  6. jeff b says:

    Are the Saudis running out of oil? Yes. They keep pumping it out of the ground, so they must be running out. Next question.

  7. mariergaudette says:

    I think this supported by the efforts of both the Chinese and Indians over the last year to lock in oil sales directly with the KSA.

  8. Jim Henley says:

    Most people in the KSA don’t belong to those families and, if growth slows, they may be in very dire straits indeed. IMO that will produce more radical Islamism not less.

    Gosh but this would call into question the very logic of striving for “energy independence” as a blow against terrorism.

  9. I think we should avoid too much schadenfreude at this news. The Saud family doesn’t have anything to worry about nor do other wealthy families in the KSA. They’ve used the oil money to buy a lot of other assets. And wealthy Saudis who are inclined to fund terrorism will continue to have plenty of money to do it with.

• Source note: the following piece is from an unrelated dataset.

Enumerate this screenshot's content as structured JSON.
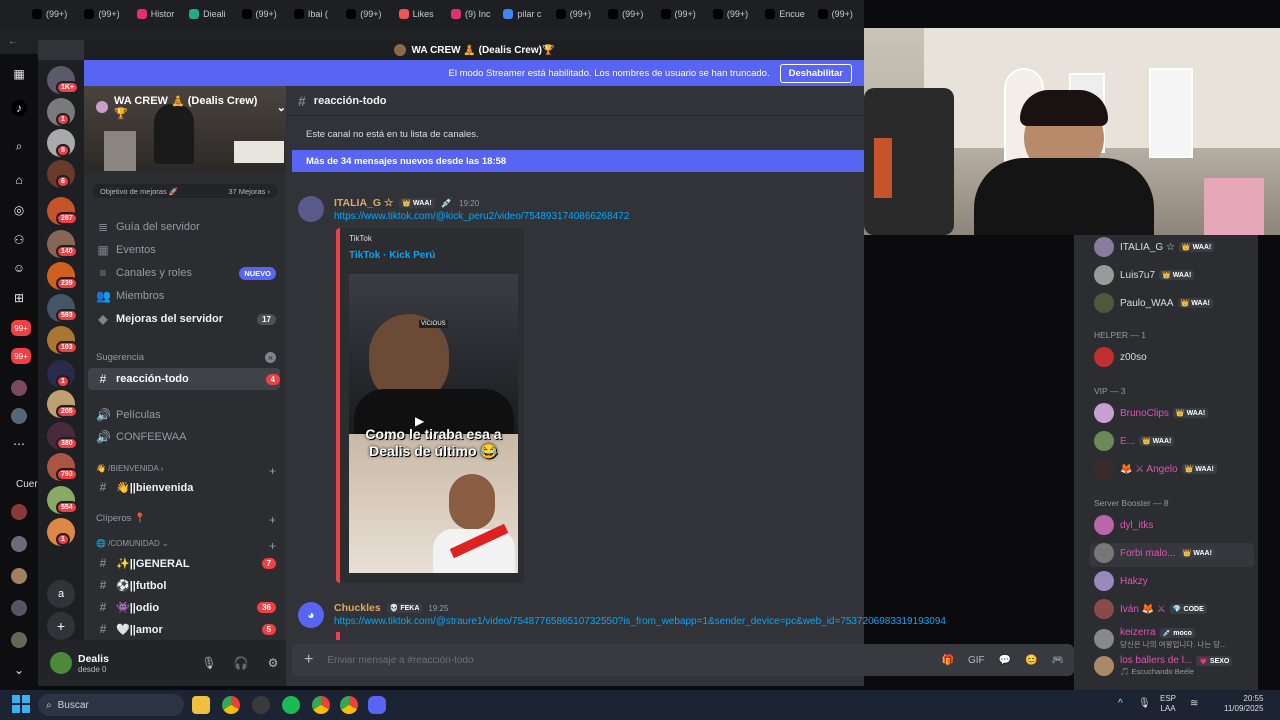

    Moved from wrong thread. – jhj

  10. Dave Schuler says:

    I tend to believe that “energy independence” is a bit of a will o’ the wisp, Jim. There’s a global market for oil and it operates with remarkable efficiency. The same is true for coal, gas, and uranium. Even if we went totally to wind, solar, or geothermal we’d still be influenced by global energy markets.

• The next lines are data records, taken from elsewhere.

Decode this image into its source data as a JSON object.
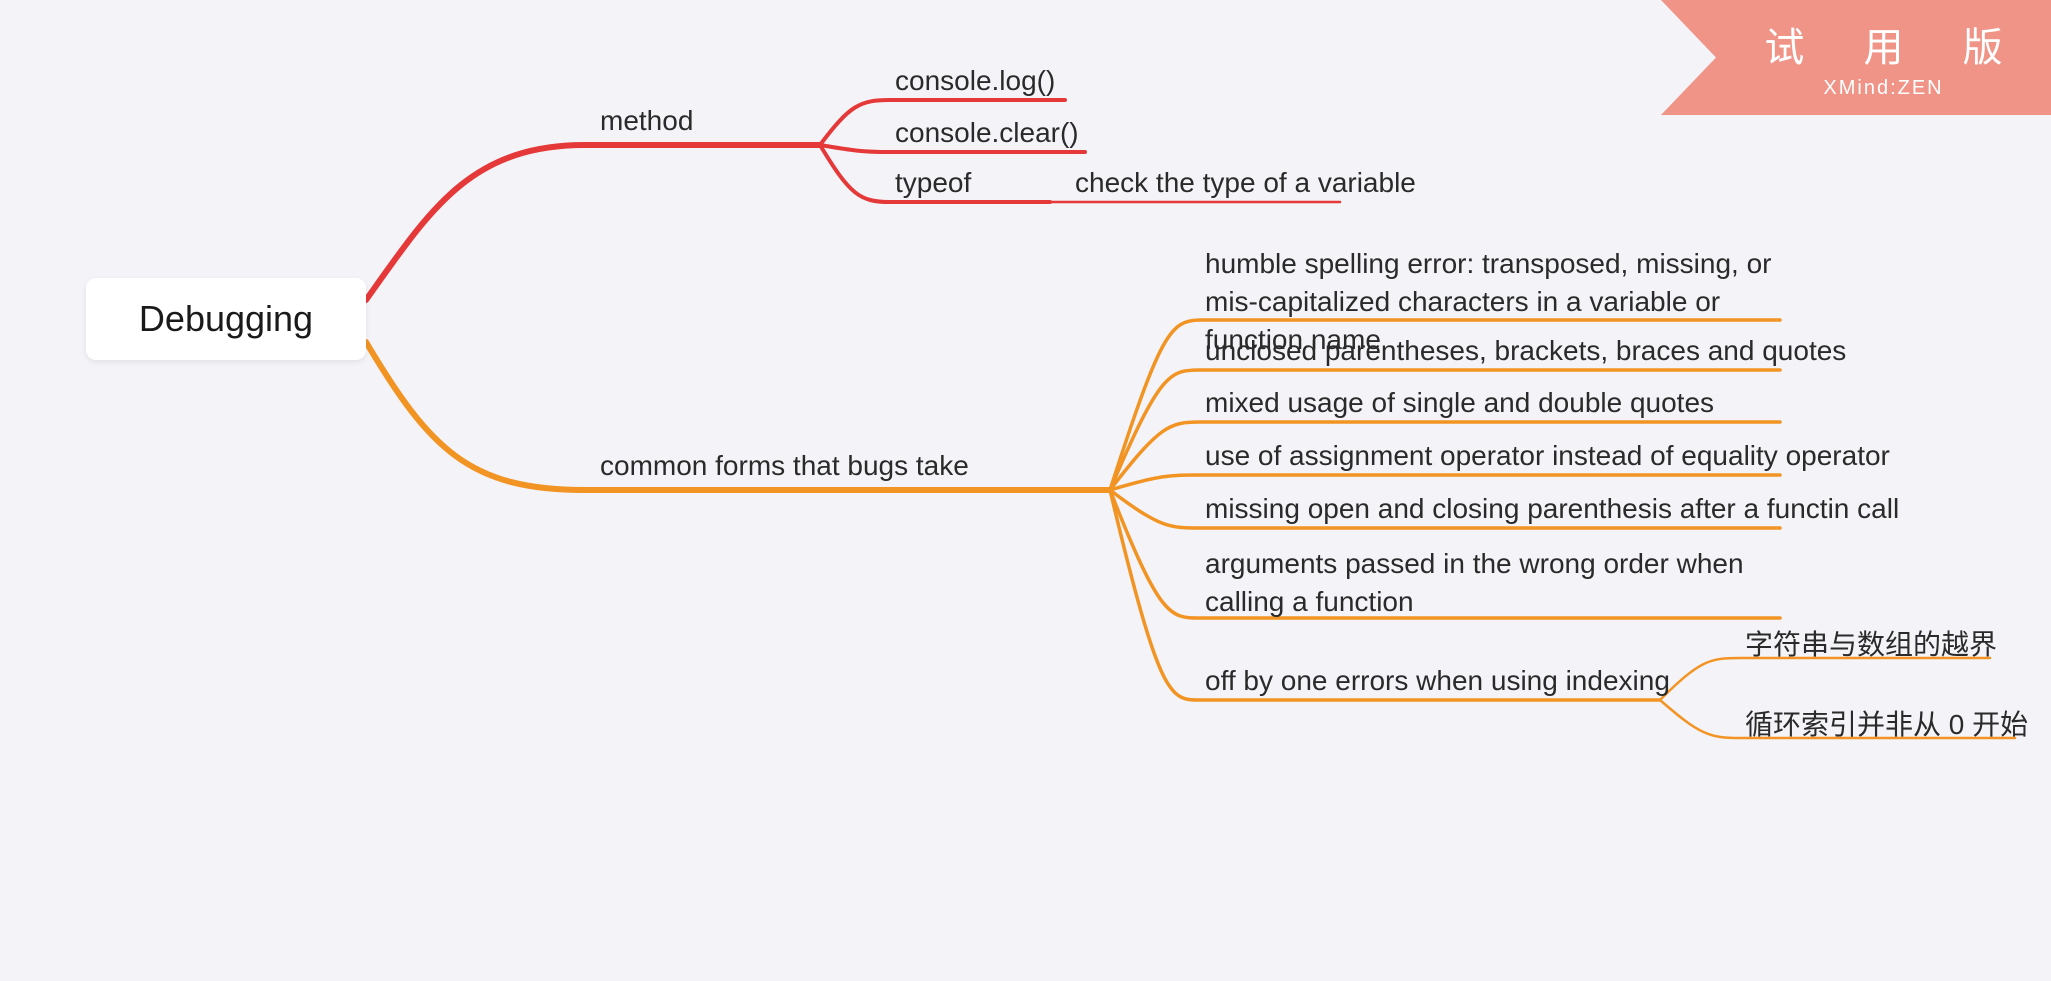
{
  "watermark": {
    "title": "试 用 版",
    "subtitle": "XMind:ZEN"
  },
  "root": {
    "label": "Debugging"
  },
  "branches": {
    "method": {
      "label": "method",
      "color": "#e53939",
      "children": [
        {
          "label": "console.log()"
        },
        {
          "label": "console.clear()"
        },
        {
          "label": "typeof",
          "children": [
            {
              "label": "check the type of a variable"
            }
          ]
        }
      ]
    },
    "common": {
      "label": "common forms that bugs take",
      "color": "#f29423",
      "children": [
        {
          "label": "humble spelling error: transposed, missing, or mis-capitalized characters in a variable or function name"
        },
        {
          "label": "unclosed parentheses, brackets, braces and quotes"
        },
        {
          "label": "mixed usage of single and double quotes"
        },
        {
          "label": "use of assignment operator instead of equality operator"
        },
        {
          "label": "missing open and closing parenthesis after a functin call"
        },
        {
          "label": "arguments passed in the wrong order when calling a function"
        },
        {
          "label": "off by one errors when using indexing",
          "children": [
            {
              "label": "字符串与数组的越界"
            },
            {
              "label": "循环索引并非从 0 开始"
            }
          ]
        }
      ]
    }
  }
}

    The only way to achieve complete energy independence is through a policy of autarky which has been a disaster for every country that’s tried it.

  11. John Burgess says:

    It’s either serendipity or Dave has a source deep inside The New York Times!

    Today, The Times runs a piece: Oil Innovations Pump New Life Into Old Wells that speaks to the very issue.

    There’s a nice graphic on the page that illustrates Saudi reserves. The piece notes that as the price of oil increases, so do the reserves–a theory well demonstrated by Julian Simon in his bet with Paul Ehrlich in 1980.

    The bottom line: given anticipated breakthroughs in technology and the right price, the KSA might be holding as much as 1 trillion barrels, roughly 10 times current reserves.

  12. diego says:

    Exciting times, indeed.

  13. diego says:

    Exciting times indeed!.